DFG declares limited Sacramento late-fall run salmon fishing a success
January 17, 2009 -- The limited Sacramento River late fall-run Chinook salmon season in 2008 was successful. The Department of Fish and Game (DFG) estimates that approximately 2,400 Chinook salmon were harvested and 100 caught and released during the November and December season. Coded wire tag readings indicate that late-fall Chinook salmon run were caught, while anglers successfully avoided any major contact with depleted fall-run and endangered winter-run stocks.

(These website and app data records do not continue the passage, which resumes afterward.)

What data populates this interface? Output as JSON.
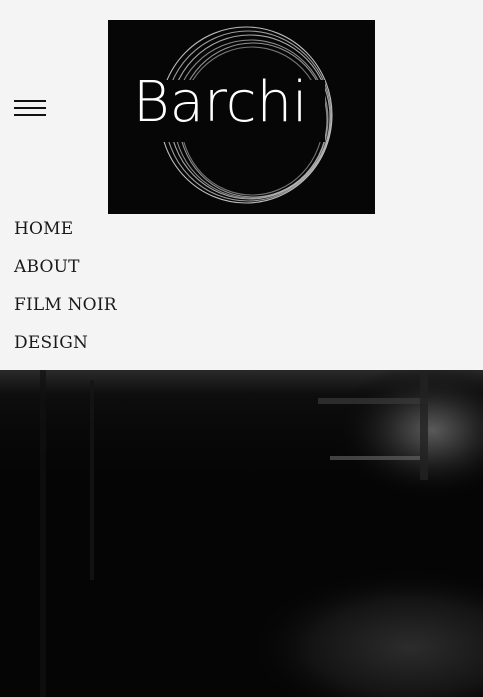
{
  "logo": {
    "text": "Barchi",
    "background": "#060606",
    "ring_color": "#cfcfcf"
  },
  "menu_icon": "hamburger-icon",
  "nav": {
    "items": [
      {
        "label": "HOME"
      },
      {
        "label": "ABOUT"
      },
      {
        "label": "FILM NOIR"
      },
      {
        "label": "DESIGN"
      }
    ]
  },
  "colors": {
    "page_background": "#f4f4f4",
    "nav_text": "#1a1a1a",
    "hero_base": "#050505"
  }
}
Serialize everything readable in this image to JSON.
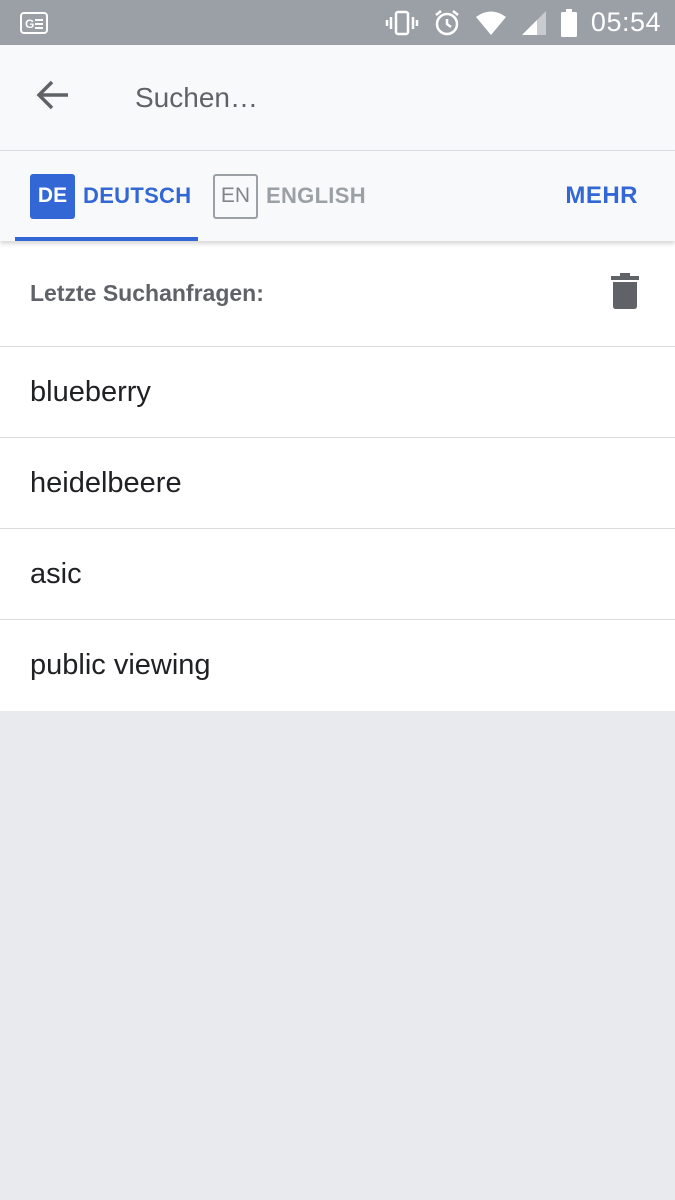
{
  "status_bar": {
    "time": "05:54",
    "icons": [
      "google-translate-notification-icon",
      "vibrate-icon",
      "alarm-icon",
      "wifi-icon",
      "signal-icon",
      "battery-icon"
    ]
  },
  "search": {
    "placeholder": "Suchen…",
    "value": "",
    "back_icon": "arrow-left-icon"
  },
  "languages": {
    "tabs": [
      {
        "code": "DE",
        "label": "DEUTSCH",
        "active": true
      },
      {
        "code": "EN",
        "label": "ENGLISH",
        "active": false
      }
    ],
    "more_label": "MEHR"
  },
  "recent": {
    "title": "Letzte Suchanfragen:",
    "clear_icon": "trash-icon",
    "items": [
      "blueberry",
      "heidelbeere",
      "asic",
      "public viewing"
    ]
  },
  "colors": {
    "accent": "#3367d6",
    "status_bar": "#9aa0a6",
    "background": "#e8eaed",
    "surface": "#ffffff"
  }
}
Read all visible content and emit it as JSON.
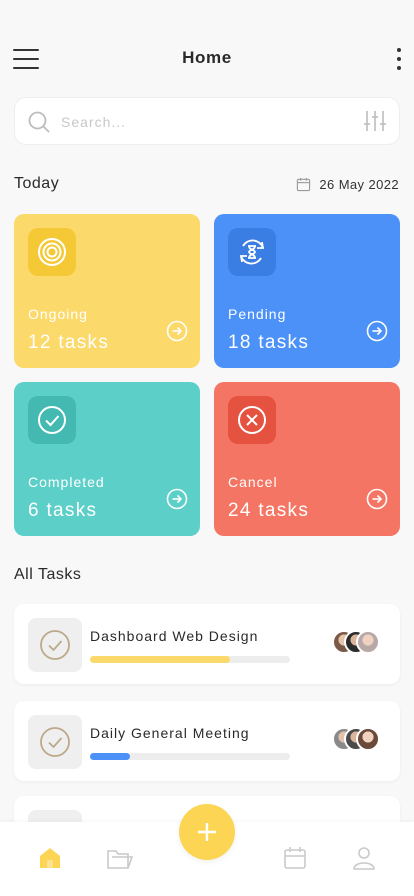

"This season was set because the Sacramento late-fall Chinook run was stable, allowing an opportunity for anglers to catch a salmon," said Neil Manji, DFG Fisheries Branch chief.
The fishery was confined to the Sacramento River between Knights Landing and the Red Bluff Diversion Dam during November and December 2008. DFG scientific aides and biologists collected scale samples and recovered coded ... (Continued) wire tags for salmon caught by anglers. Analysis of the data collected by DFG shows that hatchery salmon comprised 71 percent of the catch. Of 147 coded wire tags successfully recovered and read, all tagged salmon but one was of Coleman National Fish Hatchery origin and of late-fall Chinook descent. One salmon was of winter-run decent.
Anglers fished an estimated 89,500 hours totaling about 16,550 fishing trips. They caught 2,500 late fall-run Chinook salmon. Fishing effort more than doubled while harvest slightly increased over the average of two historical survey periods in 1998-2002 and 2007-2008.
"DFG, with the cooperation of anglers, successfully recovered and read 147 coded wire tags," said Mike Brown, DFG's Central Valley Angler Survey Coordinator. "None of the tagged salmon were of fall-run Chinook origin. Information gathered by recovering these tags indicated a successful fishery with no evidence of impact to depleted fall-run Chinook salmon."
All information collected by DFG at hatcheries, by biologists working in the field, and through data analysis will be presented to the Pacific Fisheries Management Council (PFMC) in February for review. The PFMC will analyze the data and make recommendations, based on conservation goals, on which runs of salmon can sustain a fishing season with allowable harvest.